Wednesday, March 3, 2010
Very LeFreak-- Rachel Cohn
For those of you who luuuurve to read books with quirky and interesting characters, and you aren't annoyed by their alarming ignorance of their own flaws, then you are in luck.
Meet Very LeFreak. Born to a free spirited pyromaniac mother and an unknown father, Very has traveled the world and lived the gloriously unstable life every kid dreams of having... until they actually do. Very's mother dies at the end of her high school years, and she goes to live with her one remaining relative, an elderly aunt who pulls some strings to get Very a scholarship to Columbia. We meet Very during her college years. She is 100% and totally a technology nerd, a total hottie in that Botticelli woman way, and is the center (and usually creator) of every social event.
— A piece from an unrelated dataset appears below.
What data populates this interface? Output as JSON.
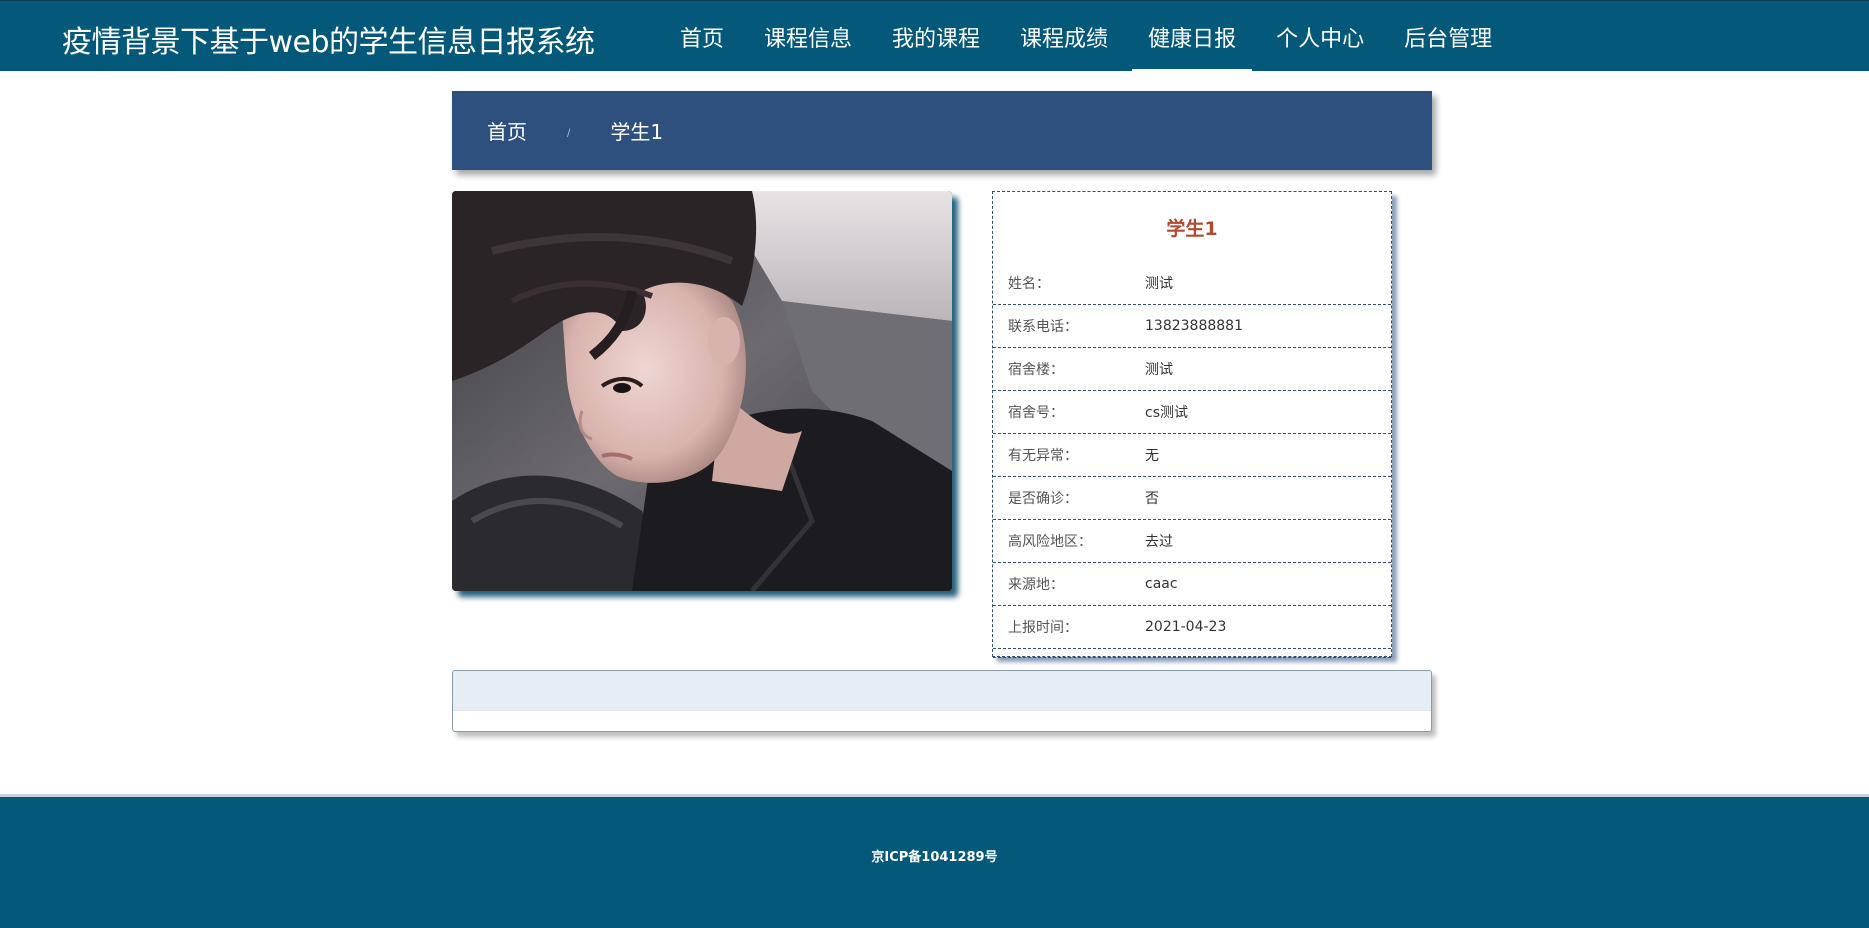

She sleeps with her iphone, ipod, and laptop. She has a supersecret online romance with someone names El Virus. She and her friends create The Grid, which is an underground social networking site the students use to plan parties, flashmobs, and other not-exactly-legal but extremely fun activities. But when Very stops living IRL and can only communicate through her various means of technology, her stability at Columbia begins to crumble... she is losing her scholarships, her friends, and the only hint of a normal life she has ever had. So finally, her friends plan an intervention... and Very gets sent to technology rehab.
Even though this book is about college students, I do see it's place in the YA collection. Cohn has written several other YA books and her readers would look for her latest in the YA section. Plus, the subject matter is more relatable to teens and young adults than it would be to other readers. Very is a quirky character (how could you not be with a name like Very LeFreak). I predict that some teens will *love* her and others will be totally annoyed by her. As much as I tried not to, I fell into the love category. I would recommend this book to readers of Cohn's other books, fans of Anne Brashares or Sarah Dessen, and to teens who like books that feel very "now" and up-to-date with technology.